Treatments were revised in June 2019, and data will be collected in summer 2020. Treatments were determined such that weed colonization would be prevented by planting desirable plants (native shrubs or grasses) in plots where leafy spurge roots were dug out during 2018 and 2019 spring/summers.

Research Team: Marilou Montemayor, Natasha Rogers, Brooklyn Neubeker, Amy Adams, Ben White, Seline Solis, Cathy Linowski

This study was funded by the Watershed Resiliency and Restoration Program, SEAWA Riparian Restoration Project.

For more information on leafy spurge:

https://abinvasives.ca/wp-content/uploads/2017/11/FS-LeafySpurge.pdf

https://plants.sc.egov.usda.gov/plantguide/pdf/pg_eues.pdf

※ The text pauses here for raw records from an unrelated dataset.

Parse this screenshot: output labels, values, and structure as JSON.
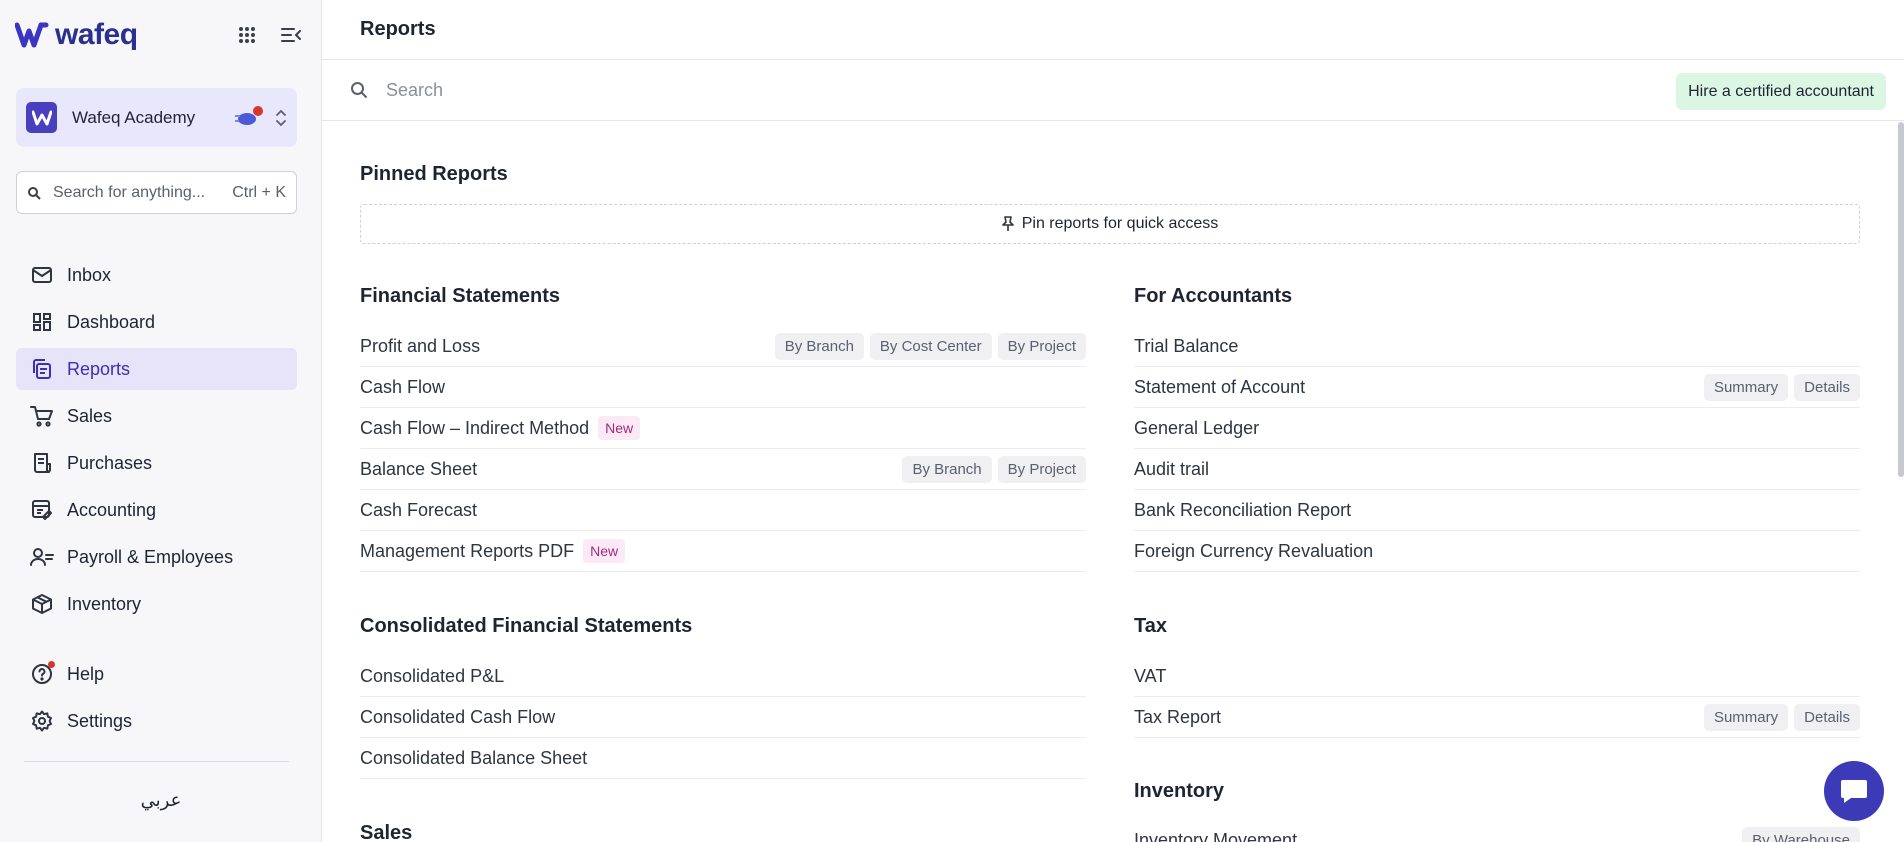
{
  "sidebar": {
    "logo_text": "wafeq",
    "apps_icon": "grid-icon",
    "collapse_icon": "collapse-menu-icon",
    "org": {
      "name": "Wafeq Academy"
    },
    "search": {
      "placeholder": "Search for anything...",
      "shortcut": "Ctrl + K"
    },
    "nav": [
      {
        "label": "Inbox",
        "icon": "inbox-icon",
        "active": false
      },
      {
        "label": "Dashboard",
        "icon": "dashboard-icon",
        "active": false
      },
      {
        "label": "Reports",
        "icon": "reports-icon",
        "active": true
      },
      {
        "label": "Sales",
        "icon": "cart-icon",
        "active": false
      },
      {
        "label": "Purchases",
        "icon": "receipt-icon",
        "active": false
      },
      {
        "label": "Accounting",
        "icon": "ledger-icon",
        "active": false
      },
      {
        "label": "Payroll & Employees",
        "icon": "people-icon",
        "active": false
      },
      {
        "label": "Inventory",
        "icon": "box-icon",
        "active": false
      }
    ],
    "bottom_nav": [
      {
        "label": "Help",
        "icon": "help-icon"
      },
      {
        "label": "Settings",
        "icon": "gear-icon"
      }
    ],
    "language": "عربي"
  },
  "header": {
    "title": "Reports"
  },
  "search": {
    "placeholder": "Search",
    "hire_label": "Hire a certified accountant"
  },
  "pinned": {
    "title": "Pinned Reports",
    "empty_label": "Pin reports for quick access"
  },
  "sections": {
    "financial": {
      "title": "Financial Statements",
      "rows": [
        {
          "name": "Profit and Loss",
          "tags": [
            "By Branch",
            "By Cost Center",
            "By Project"
          ]
        },
        {
          "name": "Cash Flow"
        },
        {
          "name": "Cash Flow – Indirect Method",
          "badge": "New"
        },
        {
          "name": "Balance Sheet",
          "tags": [
            "By Branch",
            "By Project"
          ]
        },
        {
          "name": "Cash Forecast"
        },
        {
          "name": "Management Reports PDF",
          "badge": "New"
        }
      ]
    },
    "accountants": {
      "title": "For Accountants",
      "rows": [
        {
          "name": "Trial Balance"
        },
        {
          "name": "Statement of Account",
          "tags": [
            "Summary",
            "Details"
          ]
        },
        {
          "name": "General Ledger"
        },
        {
          "name": "Audit trail"
        },
        {
          "name": "Bank Reconciliation Report"
        },
        {
          "name": "Foreign Currency Revaluation"
        }
      ]
    },
    "consolidated": {
      "title": "Consolidated Financial Statements",
      "rows": [
        {
          "name": "Consolidated P&L"
        },
        {
          "name": "Consolidated Cash Flow"
        },
        {
          "name": "Consolidated Balance Sheet"
        }
      ]
    },
    "tax": {
      "title": "Tax",
      "rows": [
        {
          "name": "VAT"
        },
        {
          "name": "Tax Report",
          "tags": [
            "Summary",
            "Details"
          ]
        }
      ]
    },
    "inventory": {
      "title": "Inventory",
      "rows": [
        {
          "name": "Inventory Movement",
          "tags": [
            "By Warehouse"
          ]
        }
      ]
    },
    "sales": {
      "title": "Sales"
    }
  },
  "colors": {
    "brand": "#3a2fb5",
    "active_bg": "#e7e4fa",
    "hire_bg": "#dcf6e4",
    "new_badge": "#a12a7c"
  }
}
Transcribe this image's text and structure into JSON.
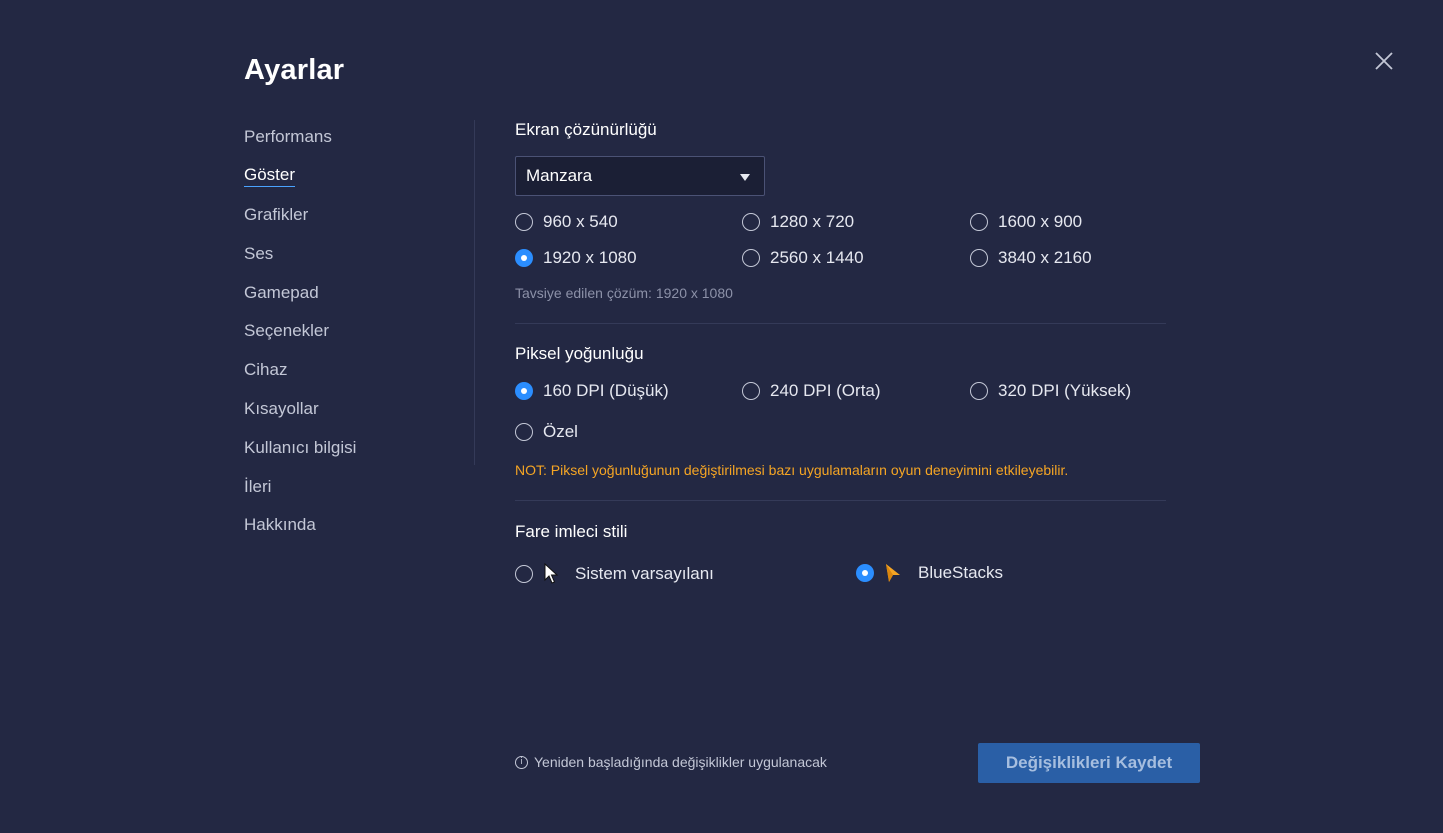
{
  "header": {
    "title": "Ayarlar"
  },
  "sidebar": {
    "items": [
      {
        "label": "Performans"
      },
      {
        "label": "Göster"
      },
      {
        "label": "Grafikler"
      },
      {
        "label": "Ses"
      },
      {
        "label": "Gamepad"
      },
      {
        "label": "Seçenekler"
      },
      {
        "label": "Cihaz"
      },
      {
        "label": "Kısayollar"
      },
      {
        "label": "Kullanıcı bilgisi"
      },
      {
        "label": "İleri"
      },
      {
        "label": "Hakkında"
      }
    ],
    "active_index": 1
  },
  "resolution": {
    "title": "Ekran çözünürlüğü",
    "orientation_value": "Manzara",
    "options": [
      {
        "label": "960 x 540",
        "checked": false
      },
      {
        "label": "1280 x 720",
        "checked": false
      },
      {
        "label": "1600 x 900",
        "checked": false
      },
      {
        "label": "1920 x 1080",
        "checked": true
      },
      {
        "label": "2560 x 1440",
        "checked": false
      },
      {
        "label": "3840 x 2160",
        "checked": false
      }
    ],
    "recommended": "Tavsiye edilen çözüm: 1920 x 1080"
  },
  "density": {
    "title": "Piksel yoğunluğu",
    "options": [
      {
        "label": "160 DPI (Düşük)",
        "checked": true
      },
      {
        "label": "240 DPI (Orta)",
        "checked": false
      },
      {
        "label": "320 DPI (Yüksek)",
        "checked": false
      },
      {
        "label": "Özel",
        "checked": false
      }
    ],
    "note": "NOT: Piksel yoğunluğunun değiştirilmesi bazı uygulamaların oyun deneyimini etkileyebilir."
  },
  "cursor": {
    "title": "Fare imleci stili",
    "options": [
      {
        "label": "Sistem varsayılanı",
        "checked": false,
        "icon": "white-arrow-cursor-icon"
      },
      {
        "label": "BlueStacks",
        "checked": true,
        "icon": "orange-arrow-cursor-icon"
      }
    ]
  },
  "footer": {
    "info_text": "Yeniden başladığında değişiklikler uygulanacak",
    "save_label": "Değişiklikleri Kaydet"
  },
  "colors": {
    "background": "#232843",
    "accent": "#2b8eff",
    "warning": "#f5a524",
    "save_button": "#2a5fa6"
  }
}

Fig. 1 Average main root length per square meter

 

Fig. 2 Average number of stems per square meter

 

Fig. 3 Average height per stem

 

Fig. 4. Average number of flowers per stem

 

Fig. 5 Number of weeds other than leafy spurge per square meter

 

Seline Solis and Natasha Rogers with dug-out leafy spurge, July 17, 2018. Photo: Marilou Montemayor

 

One of the six Dig Only Treatment plots; leafy spurge was controlled considerably but the plot was colonized by Flixweed, Stinkweed and Canada thistle, June 10, 2019. Photo: Brooklyn Neubeker

 

One of the three No Treatment plots, June 10, 2019. Photo: Brooklyn Neubeker

 

Ben White counting number of weed species per plot, Aug 7, 2019. Photo: Marilou Montemayor

 

Brooklyn Neubeker and Amy Adams counting number of flowers per stem and how many have gone to seed, Aug 7, 2019.                          Photo: Marilou Montemayor